--- Exercise requirements ---
In the listing below, find each line that holds "annotation" and list it.
--- Data extracts Enclosed Below ---
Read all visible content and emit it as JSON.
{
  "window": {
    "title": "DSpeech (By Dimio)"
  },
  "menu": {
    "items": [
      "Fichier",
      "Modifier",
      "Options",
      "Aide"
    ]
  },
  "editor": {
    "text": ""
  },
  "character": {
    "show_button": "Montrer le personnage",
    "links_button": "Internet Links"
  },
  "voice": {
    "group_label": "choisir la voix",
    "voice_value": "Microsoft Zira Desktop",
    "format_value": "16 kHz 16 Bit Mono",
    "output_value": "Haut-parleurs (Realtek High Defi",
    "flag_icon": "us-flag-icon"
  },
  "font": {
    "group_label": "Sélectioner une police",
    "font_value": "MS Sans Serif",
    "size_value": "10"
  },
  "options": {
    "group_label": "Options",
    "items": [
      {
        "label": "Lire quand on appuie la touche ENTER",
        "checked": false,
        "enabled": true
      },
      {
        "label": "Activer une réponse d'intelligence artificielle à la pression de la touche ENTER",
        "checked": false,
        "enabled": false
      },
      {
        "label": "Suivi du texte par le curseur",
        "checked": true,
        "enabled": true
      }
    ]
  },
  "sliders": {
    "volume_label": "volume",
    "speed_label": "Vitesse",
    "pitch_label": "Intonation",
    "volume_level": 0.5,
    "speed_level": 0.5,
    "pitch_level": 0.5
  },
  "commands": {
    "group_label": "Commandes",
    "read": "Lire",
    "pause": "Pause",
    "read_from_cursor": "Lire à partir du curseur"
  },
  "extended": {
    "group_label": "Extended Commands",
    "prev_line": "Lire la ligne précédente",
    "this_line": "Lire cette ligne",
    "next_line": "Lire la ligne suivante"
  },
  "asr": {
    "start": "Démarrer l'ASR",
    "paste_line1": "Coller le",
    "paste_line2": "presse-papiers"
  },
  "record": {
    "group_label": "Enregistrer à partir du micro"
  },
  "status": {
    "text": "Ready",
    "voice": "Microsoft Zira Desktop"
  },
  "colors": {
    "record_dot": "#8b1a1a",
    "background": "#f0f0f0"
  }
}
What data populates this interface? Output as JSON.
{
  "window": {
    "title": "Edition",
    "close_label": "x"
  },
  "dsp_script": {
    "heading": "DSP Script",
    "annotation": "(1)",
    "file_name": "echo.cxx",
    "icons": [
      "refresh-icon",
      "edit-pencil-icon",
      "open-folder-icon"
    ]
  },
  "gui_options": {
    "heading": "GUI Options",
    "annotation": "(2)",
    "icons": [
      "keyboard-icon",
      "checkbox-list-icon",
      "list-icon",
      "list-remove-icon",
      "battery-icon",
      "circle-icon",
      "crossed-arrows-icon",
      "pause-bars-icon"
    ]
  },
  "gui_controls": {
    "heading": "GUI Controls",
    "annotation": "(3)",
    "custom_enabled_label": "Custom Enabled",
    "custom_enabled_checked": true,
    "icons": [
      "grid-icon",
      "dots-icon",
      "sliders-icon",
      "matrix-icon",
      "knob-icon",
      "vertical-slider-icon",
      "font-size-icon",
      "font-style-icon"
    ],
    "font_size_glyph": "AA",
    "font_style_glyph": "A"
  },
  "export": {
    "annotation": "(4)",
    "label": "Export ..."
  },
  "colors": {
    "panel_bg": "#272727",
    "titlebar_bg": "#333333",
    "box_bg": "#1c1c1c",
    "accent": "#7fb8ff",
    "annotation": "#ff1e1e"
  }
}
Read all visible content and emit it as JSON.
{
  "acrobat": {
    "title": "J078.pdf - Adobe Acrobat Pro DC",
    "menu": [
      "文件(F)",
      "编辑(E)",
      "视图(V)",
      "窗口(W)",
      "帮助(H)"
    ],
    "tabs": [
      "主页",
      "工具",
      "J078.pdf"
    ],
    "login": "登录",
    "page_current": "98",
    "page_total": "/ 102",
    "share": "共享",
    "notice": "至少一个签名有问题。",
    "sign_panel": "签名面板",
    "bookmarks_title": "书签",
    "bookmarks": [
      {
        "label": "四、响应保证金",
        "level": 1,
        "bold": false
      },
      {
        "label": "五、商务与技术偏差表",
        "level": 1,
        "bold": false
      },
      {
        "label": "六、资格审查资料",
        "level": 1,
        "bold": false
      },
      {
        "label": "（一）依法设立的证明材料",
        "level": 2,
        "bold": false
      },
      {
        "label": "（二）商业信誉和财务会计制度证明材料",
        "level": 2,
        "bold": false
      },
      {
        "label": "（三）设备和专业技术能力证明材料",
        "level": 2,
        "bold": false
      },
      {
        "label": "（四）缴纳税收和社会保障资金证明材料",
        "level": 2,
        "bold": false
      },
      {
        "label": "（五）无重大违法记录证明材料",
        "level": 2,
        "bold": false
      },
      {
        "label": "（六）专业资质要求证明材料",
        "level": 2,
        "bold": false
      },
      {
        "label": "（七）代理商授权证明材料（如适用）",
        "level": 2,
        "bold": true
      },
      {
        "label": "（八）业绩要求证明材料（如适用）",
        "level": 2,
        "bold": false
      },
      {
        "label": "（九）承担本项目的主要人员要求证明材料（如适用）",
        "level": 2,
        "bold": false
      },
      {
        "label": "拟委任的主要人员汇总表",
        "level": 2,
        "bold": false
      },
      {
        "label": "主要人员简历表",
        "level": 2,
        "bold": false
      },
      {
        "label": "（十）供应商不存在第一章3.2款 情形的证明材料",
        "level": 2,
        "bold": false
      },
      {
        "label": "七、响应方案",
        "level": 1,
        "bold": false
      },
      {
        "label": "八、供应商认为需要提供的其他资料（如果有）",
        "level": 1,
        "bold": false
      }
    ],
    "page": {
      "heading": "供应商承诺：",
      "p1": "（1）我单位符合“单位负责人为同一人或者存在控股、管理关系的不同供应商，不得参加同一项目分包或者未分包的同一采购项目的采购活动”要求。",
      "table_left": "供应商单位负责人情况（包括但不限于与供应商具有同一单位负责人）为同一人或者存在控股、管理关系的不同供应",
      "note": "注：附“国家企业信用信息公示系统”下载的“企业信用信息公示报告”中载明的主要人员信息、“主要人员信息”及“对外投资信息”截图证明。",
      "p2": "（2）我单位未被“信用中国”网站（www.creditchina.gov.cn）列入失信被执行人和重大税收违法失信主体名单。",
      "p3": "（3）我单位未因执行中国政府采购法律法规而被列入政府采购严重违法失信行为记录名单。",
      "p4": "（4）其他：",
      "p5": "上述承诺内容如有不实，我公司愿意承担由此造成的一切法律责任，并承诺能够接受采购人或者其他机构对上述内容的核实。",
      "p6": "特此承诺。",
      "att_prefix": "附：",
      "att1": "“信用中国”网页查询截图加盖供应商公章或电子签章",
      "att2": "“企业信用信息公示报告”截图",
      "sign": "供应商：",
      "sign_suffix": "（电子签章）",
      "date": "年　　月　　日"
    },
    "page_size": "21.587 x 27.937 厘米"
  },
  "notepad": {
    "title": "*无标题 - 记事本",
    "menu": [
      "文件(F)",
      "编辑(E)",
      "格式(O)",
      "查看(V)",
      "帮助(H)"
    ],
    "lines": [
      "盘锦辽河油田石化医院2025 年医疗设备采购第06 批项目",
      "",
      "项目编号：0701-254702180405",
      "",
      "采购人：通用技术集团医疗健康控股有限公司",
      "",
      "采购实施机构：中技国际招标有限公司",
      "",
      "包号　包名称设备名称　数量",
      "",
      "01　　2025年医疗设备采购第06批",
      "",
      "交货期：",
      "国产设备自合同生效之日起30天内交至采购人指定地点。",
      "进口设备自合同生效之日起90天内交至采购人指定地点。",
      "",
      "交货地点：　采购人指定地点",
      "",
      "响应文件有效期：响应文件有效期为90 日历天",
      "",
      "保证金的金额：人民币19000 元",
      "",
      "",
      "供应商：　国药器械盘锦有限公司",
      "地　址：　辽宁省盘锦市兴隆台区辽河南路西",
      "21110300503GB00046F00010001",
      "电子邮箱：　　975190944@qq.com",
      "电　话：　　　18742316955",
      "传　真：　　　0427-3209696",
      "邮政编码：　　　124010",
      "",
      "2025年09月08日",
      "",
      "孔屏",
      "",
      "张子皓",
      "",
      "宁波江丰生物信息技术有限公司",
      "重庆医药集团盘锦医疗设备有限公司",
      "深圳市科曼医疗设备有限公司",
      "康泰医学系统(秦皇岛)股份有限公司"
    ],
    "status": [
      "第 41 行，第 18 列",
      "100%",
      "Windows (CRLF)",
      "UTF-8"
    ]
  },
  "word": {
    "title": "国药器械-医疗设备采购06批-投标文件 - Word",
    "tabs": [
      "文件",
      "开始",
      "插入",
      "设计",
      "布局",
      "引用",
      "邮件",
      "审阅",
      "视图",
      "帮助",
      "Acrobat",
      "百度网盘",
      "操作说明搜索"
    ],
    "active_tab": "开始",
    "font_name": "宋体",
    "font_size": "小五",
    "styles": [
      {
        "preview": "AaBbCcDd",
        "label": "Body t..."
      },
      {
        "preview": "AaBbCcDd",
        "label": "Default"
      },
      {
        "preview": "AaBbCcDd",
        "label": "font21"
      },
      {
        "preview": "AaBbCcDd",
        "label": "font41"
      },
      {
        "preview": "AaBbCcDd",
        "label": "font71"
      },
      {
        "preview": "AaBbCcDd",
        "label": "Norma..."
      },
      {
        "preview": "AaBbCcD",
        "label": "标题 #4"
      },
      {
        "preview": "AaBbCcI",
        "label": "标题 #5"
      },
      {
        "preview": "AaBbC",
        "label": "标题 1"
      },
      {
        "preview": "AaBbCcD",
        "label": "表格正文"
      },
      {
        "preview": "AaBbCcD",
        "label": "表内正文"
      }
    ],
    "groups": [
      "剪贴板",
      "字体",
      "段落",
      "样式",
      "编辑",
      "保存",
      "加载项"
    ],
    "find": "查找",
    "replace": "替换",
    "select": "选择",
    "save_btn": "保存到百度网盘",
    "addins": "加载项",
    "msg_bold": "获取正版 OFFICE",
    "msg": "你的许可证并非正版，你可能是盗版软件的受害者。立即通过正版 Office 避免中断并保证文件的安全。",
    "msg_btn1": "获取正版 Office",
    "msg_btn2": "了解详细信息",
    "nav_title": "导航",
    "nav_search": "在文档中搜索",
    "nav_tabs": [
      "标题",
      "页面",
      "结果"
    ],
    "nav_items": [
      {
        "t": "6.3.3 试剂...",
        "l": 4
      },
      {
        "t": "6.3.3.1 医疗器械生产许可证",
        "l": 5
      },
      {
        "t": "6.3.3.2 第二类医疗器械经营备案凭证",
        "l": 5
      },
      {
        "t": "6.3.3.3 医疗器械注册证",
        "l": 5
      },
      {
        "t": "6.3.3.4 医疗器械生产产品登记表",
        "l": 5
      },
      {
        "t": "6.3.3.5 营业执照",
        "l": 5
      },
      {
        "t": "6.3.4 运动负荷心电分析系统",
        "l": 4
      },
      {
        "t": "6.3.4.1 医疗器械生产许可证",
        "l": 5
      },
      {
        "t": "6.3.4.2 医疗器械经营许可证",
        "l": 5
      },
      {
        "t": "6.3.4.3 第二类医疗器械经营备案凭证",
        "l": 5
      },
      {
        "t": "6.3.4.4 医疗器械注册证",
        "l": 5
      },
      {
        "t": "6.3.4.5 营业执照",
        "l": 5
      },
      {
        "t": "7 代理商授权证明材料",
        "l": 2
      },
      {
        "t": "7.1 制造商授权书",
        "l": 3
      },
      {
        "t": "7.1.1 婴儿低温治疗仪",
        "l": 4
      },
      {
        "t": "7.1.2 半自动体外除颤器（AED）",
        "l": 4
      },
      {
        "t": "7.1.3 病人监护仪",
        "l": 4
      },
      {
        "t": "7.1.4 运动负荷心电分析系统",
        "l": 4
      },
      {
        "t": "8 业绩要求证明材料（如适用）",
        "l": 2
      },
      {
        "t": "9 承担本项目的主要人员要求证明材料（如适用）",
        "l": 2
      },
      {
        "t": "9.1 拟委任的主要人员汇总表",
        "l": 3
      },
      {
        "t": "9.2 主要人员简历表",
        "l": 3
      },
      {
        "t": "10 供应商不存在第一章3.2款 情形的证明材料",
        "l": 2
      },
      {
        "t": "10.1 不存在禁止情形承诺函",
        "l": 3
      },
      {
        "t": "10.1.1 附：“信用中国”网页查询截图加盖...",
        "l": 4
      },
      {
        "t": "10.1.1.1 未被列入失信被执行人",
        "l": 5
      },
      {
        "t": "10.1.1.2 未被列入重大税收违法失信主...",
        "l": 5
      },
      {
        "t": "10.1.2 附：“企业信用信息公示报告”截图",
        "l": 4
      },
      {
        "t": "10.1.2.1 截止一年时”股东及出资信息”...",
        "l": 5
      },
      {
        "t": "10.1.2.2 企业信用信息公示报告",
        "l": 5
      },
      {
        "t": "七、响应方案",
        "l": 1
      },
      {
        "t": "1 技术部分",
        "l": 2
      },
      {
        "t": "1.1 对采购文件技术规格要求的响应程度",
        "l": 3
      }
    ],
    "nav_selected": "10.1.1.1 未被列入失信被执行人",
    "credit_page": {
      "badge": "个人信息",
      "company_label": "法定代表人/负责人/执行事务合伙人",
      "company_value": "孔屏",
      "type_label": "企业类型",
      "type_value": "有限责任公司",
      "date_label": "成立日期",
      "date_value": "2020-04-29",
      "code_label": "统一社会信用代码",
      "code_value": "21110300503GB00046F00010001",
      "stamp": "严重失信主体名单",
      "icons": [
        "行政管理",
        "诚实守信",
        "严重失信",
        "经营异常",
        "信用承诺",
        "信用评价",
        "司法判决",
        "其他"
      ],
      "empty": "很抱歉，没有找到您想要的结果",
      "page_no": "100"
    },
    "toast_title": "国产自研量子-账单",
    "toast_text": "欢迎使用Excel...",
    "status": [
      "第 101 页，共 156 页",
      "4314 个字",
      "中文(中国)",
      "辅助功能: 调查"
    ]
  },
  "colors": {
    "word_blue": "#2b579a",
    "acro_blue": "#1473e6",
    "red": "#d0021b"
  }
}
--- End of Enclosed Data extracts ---
--- Answer area ---
    "annotation": "(1)",
    "annotation": "(2)",
    "annotation": "(3)",
    "annotation": "(4)",
    "annotation": "#ff1e1e"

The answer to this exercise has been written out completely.